▶ [Exercise instructions]: Produce a word-for-word copy of the data that follows, excluding images.

#####

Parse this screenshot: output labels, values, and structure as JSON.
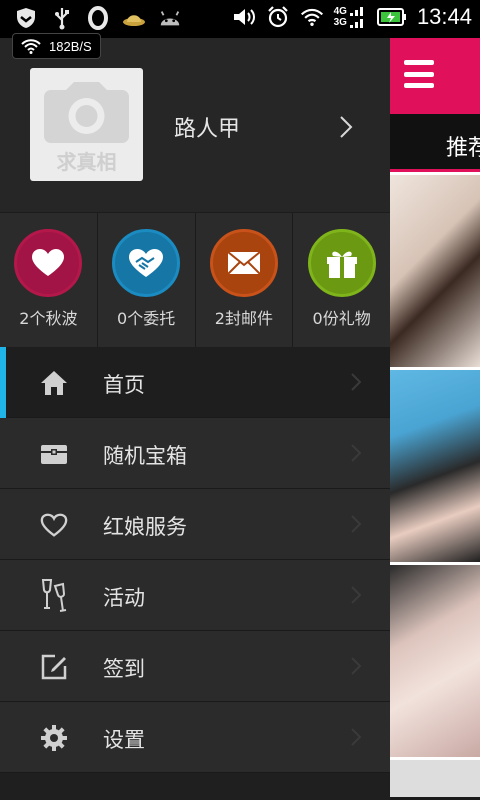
{
  "status_bar": {
    "time": "13:44",
    "network_4g": "4G",
    "network_3g": "3G",
    "icons": [
      "shield-icon",
      "usb-icon",
      "opera-icon",
      "hat-icon",
      "android-icon",
      "volume-icon",
      "alarm-icon",
      "wifi-icon",
      "battery-icon"
    ]
  },
  "net_speed": "182B/S",
  "profile": {
    "avatar_caption": "求真相",
    "username": "路人甲"
  },
  "stats": [
    {
      "label": "2个秋波",
      "icon": "heart-icon",
      "color": "#b4184a"
    },
    {
      "label": "0个委托",
      "icon": "handshake-heart-icon",
      "color": "#1b8cc2"
    },
    {
      "label": "2封邮件",
      "icon": "mail-icon",
      "color": "#c8521a"
    },
    {
      "label": "0份礼物",
      "icon": "gift-icon",
      "color": "#7fb51b"
    }
  ],
  "menu": [
    {
      "label": "首页",
      "icon": "home-icon",
      "active": true
    },
    {
      "label": "随机宝箱",
      "icon": "treasure-chest-icon"
    },
    {
      "label": "红娘服务",
      "icon": "heart-outline-icon"
    },
    {
      "label": "活动",
      "icon": "wine-glasses-icon"
    },
    {
      "label": "签到",
      "icon": "edit-checkin-icon"
    },
    {
      "label": "设置",
      "icon": "gear-icon"
    }
  ],
  "main": {
    "tab_label": "推荐",
    "header_color": "#e0115a"
  }
}
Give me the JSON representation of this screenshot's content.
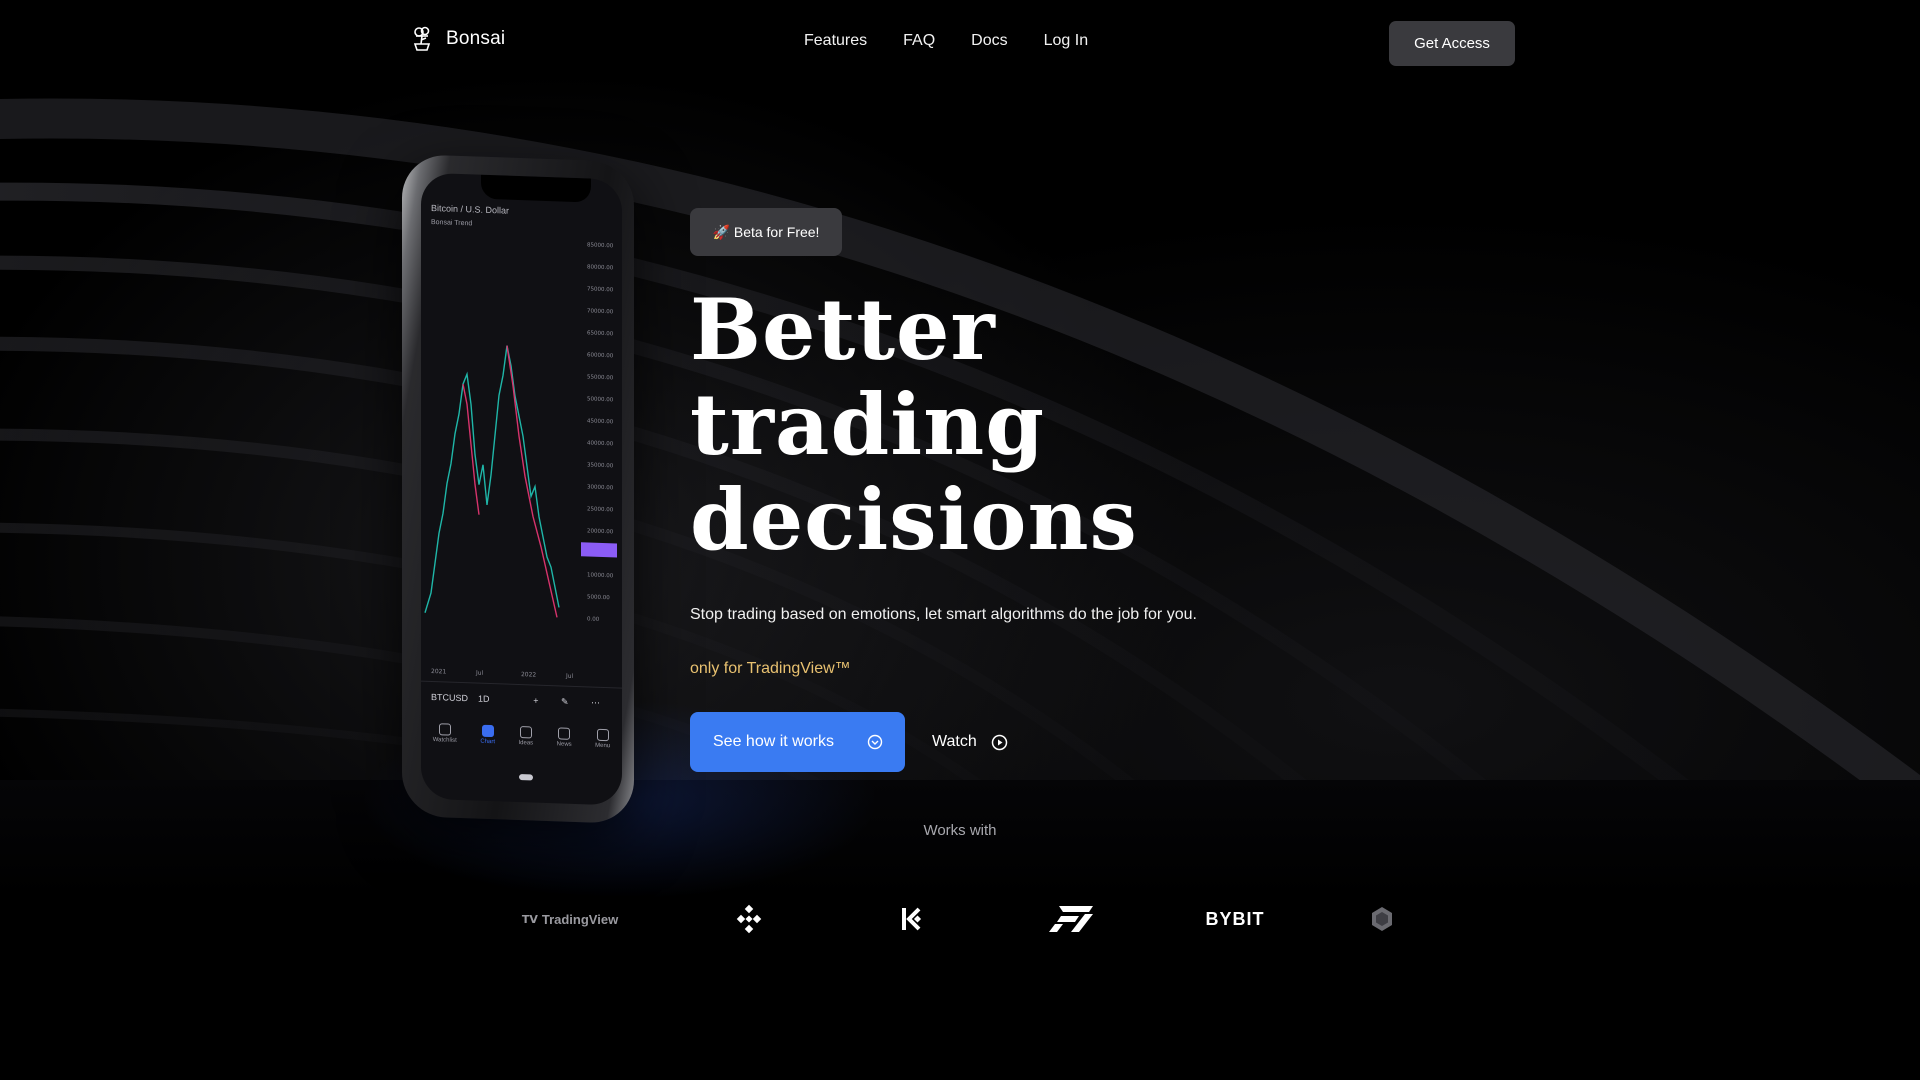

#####

▶ [Exercise answer]:
Parse this screenshot: output labels, values, and structure as JSON.
{
  "status_bar": {
    "time": "13:44",
    "network_4g": "4G",
    "network_3g": "3G",
    "icons": [
      "shield-icon",
      "usb-icon",
      "opera-icon",
      "hat-icon",
      "android-icon",
      "volume-icon",
      "alarm-icon",
      "wifi-icon",
      "battery-icon"
    ]
  },
  "net_speed": "182B/S",
  "profile": {
    "avatar_caption": "求真相",
    "username": "路人甲"
  },
  "stats": [
    {
      "label": "2个秋波",
      "icon": "heart-icon",
      "color": "#b4184a"
    },
    {
      "label": "0个委托",
      "icon": "handshake-heart-icon",
      "color": "#1b8cc2"
    },
    {
      "label": "2封邮件",
      "icon": "mail-icon",
      "color": "#c8521a"
    },
    {
      "label": "0份礼物",
      "icon": "gift-icon",
      "color": "#7fb51b"
    }
  ],
  "menu": [
    {
      "label": "首页",
      "icon": "home-icon",
      "active": true
    },
    {
      "label": "随机宝箱",
      "icon": "treasure-chest-icon"
    },
    {
      "label": "红娘服务",
      "icon": "heart-outline-icon"
    },
    {
      "label": "活动",
      "icon": "wine-glasses-icon"
    },
    {
      "label": "签到",
      "icon": "edit-checkin-icon"
    },
    {
      "label": "设置",
      "icon": "gear-icon"
    }
  ],
  "main": {
    "tab_label": "推荐",
    "header_color": "#e0115a"
  }
}
Give me the JSON representation of this screenshot's content.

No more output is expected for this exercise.